We can learn this week in Parshat Mattot from Moshe Rabbenu, who wasn’t always perfect, even when it came to listening.
With the Israelites on the brink of embarking on the invasion of the Promised Land, the tribes of Reuven and Gad see plenty of promise right where they are, on the east bank on the Jordan River. It’s good cattle country, and they have cattle. “’It would be a great favor to us,’ they continued, ‘if this land were given to your servants as a holding; do not move us across the Jordan’” (Bemidbar 32:5)
The traditional way to read this story is as follows: the tribes are expressing either greed, disloyalty, or both, and Moshe calls them on it immediately. After reminding them how suggestions that Israel might live anywhere but the Promised land spread through the people like a contagion—remember the scouts?—Moshe in effect gives them an ultimatum. The tribes respond by agreeing to lead the troops into battle and only to return to the other side of the river after the entire land has been conquered. To this, Moshe agrees, all the while correcting Reuven’s and Gad’s mistaken priorities (compare Bemidbar 32:16 to 32:24).
In this version, Moshe is the hero and the tribes need to be set straight. Now let’s try another reading, one suggested by Professor Jacob Milgrom in the JPS commentary to Bemidbar. When the tribes say “do not move us across the Jordan,” what do they mean? Now? Ever? Is “us” our entire tribe? Or only our women, children, and cattle? In fact, we don’t know what they mean, because Moshe doesn’t give them a chance to elaborate. Here’s Milgrom’s comment:

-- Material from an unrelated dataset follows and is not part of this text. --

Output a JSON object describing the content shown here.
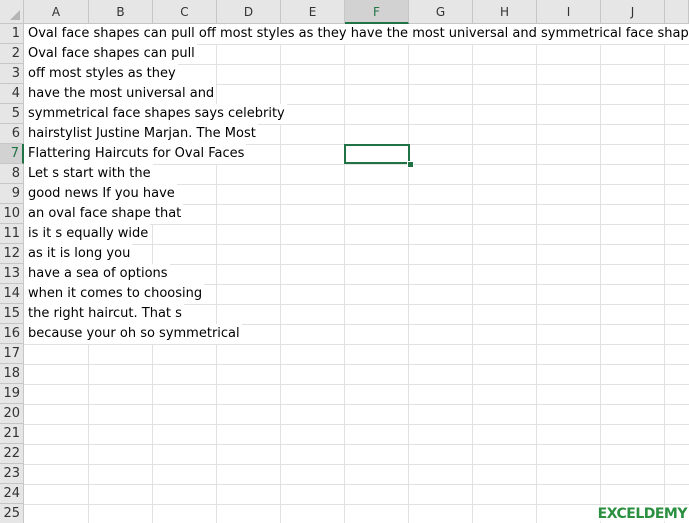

“Do not move us across the Jordan’—that is, for settlement in Cisjordan. But they had every intention of participating in the conquest, as is made clear by their subsequent clarification. Moses, assuming that their intent was not to participate in the forthcoming campaign, interrupts their speech to charge them with disloyalty.” (Milgrom, p. 268)
You can understand why red flags go up when Moshe hears the beginning of the tribes’ request. His experiences with the Israelites haven’t always been positive. Still, had he heard them out, he would have learned more about their motives, and an uncomfortable interaction could have been avoided.

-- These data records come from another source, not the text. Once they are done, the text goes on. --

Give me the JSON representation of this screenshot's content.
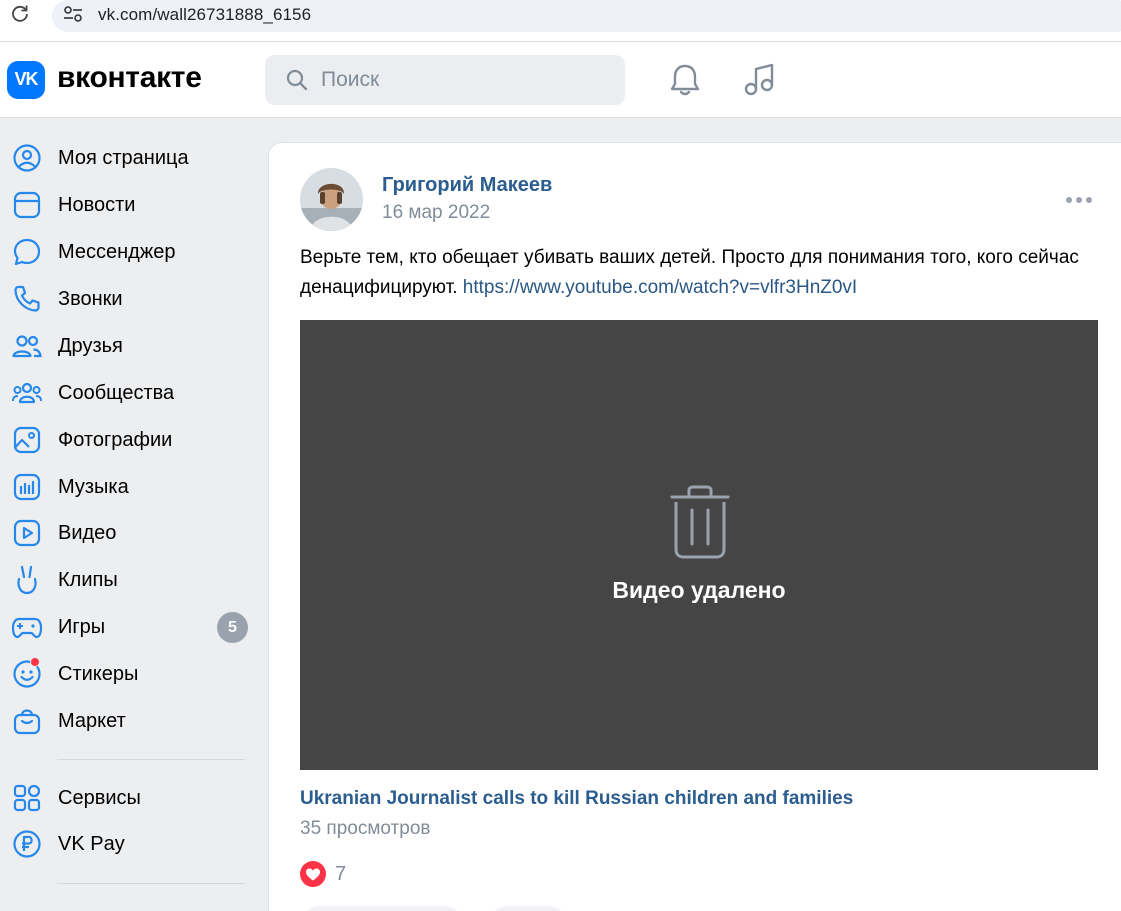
{
  "browser": {
    "url": "vk.com/wall26731888_6156"
  },
  "header": {
    "logo_text": "VK",
    "brand": "вконтакте",
    "search_placeholder": "Поиск"
  },
  "sidebar": {
    "items": [
      {
        "label": "Моя страница",
        "icon": "user-circle-icon"
      },
      {
        "label": "Новости",
        "icon": "newsfeed-icon"
      },
      {
        "label": "Мессенджер",
        "icon": "message-icon"
      },
      {
        "label": "Звонки",
        "icon": "phone-icon"
      },
      {
        "label": "Друзья",
        "icon": "friends-icon"
      },
      {
        "label": "Сообщества",
        "icon": "communities-icon"
      },
      {
        "label": "Фотографии",
        "icon": "photos-icon"
      },
      {
        "label": "Музыка",
        "icon": "music-icon"
      },
      {
        "label": "Видео",
        "icon": "video-icon"
      },
      {
        "label": "Клипы",
        "icon": "clips-icon"
      },
      {
        "label": "Игры",
        "icon": "gamepad-icon",
        "badge": "5"
      },
      {
        "label": "Стикеры",
        "icon": "sticker-icon"
      },
      {
        "label": "Маркет",
        "icon": "market-icon"
      },
      {
        "label": "Сервисы",
        "icon": "services-icon"
      },
      {
        "label": "VK Pay",
        "icon": "vkpay-icon"
      }
    ]
  },
  "post": {
    "author": "Григорий Макеев",
    "date": "16 мар 2022",
    "text": "Верьте тем, кто обещает убивать ваших детей. Просто для понимания того, кого сейчас денацифицируют. ",
    "link": "https://www.youtube.com/watch?v=vlfr3HnZ0vI",
    "video_status": "Видео удалено",
    "video_title": "Ukranian Journalist calls to kill Russian children and families",
    "views": "35 просмотров",
    "likes": "7"
  },
  "colors": {
    "accent": "#0077ff",
    "link": "#2c5d8f",
    "secondary_text": "#818c99",
    "like": "#ff3347",
    "video_bg": "#454545"
  }
}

In camp, as in all environments where people must interact, conflicts arise when we don’t listen carefully enough to one another. Whether it’s between a tzevet member and a hanikh, or among hanikhim, or parents and administrators, misunderstandings can be avoided with a little extra patient listening. We can learn here from Moshe by noting what he doesn’t do. We can all do well to remember the classic saying that God gave us two ears and only one mouth for good reason!

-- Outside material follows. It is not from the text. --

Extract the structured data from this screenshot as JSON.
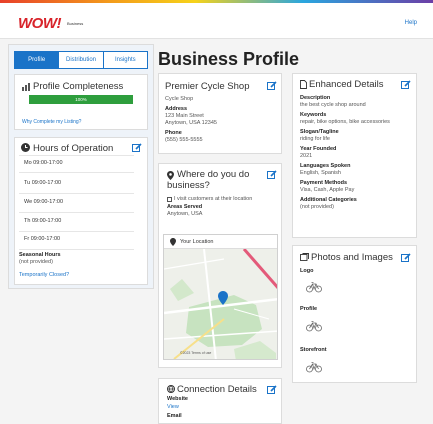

May our summer at Ramah Berkshires be even greater through the act of listening.
Rabbi David Wise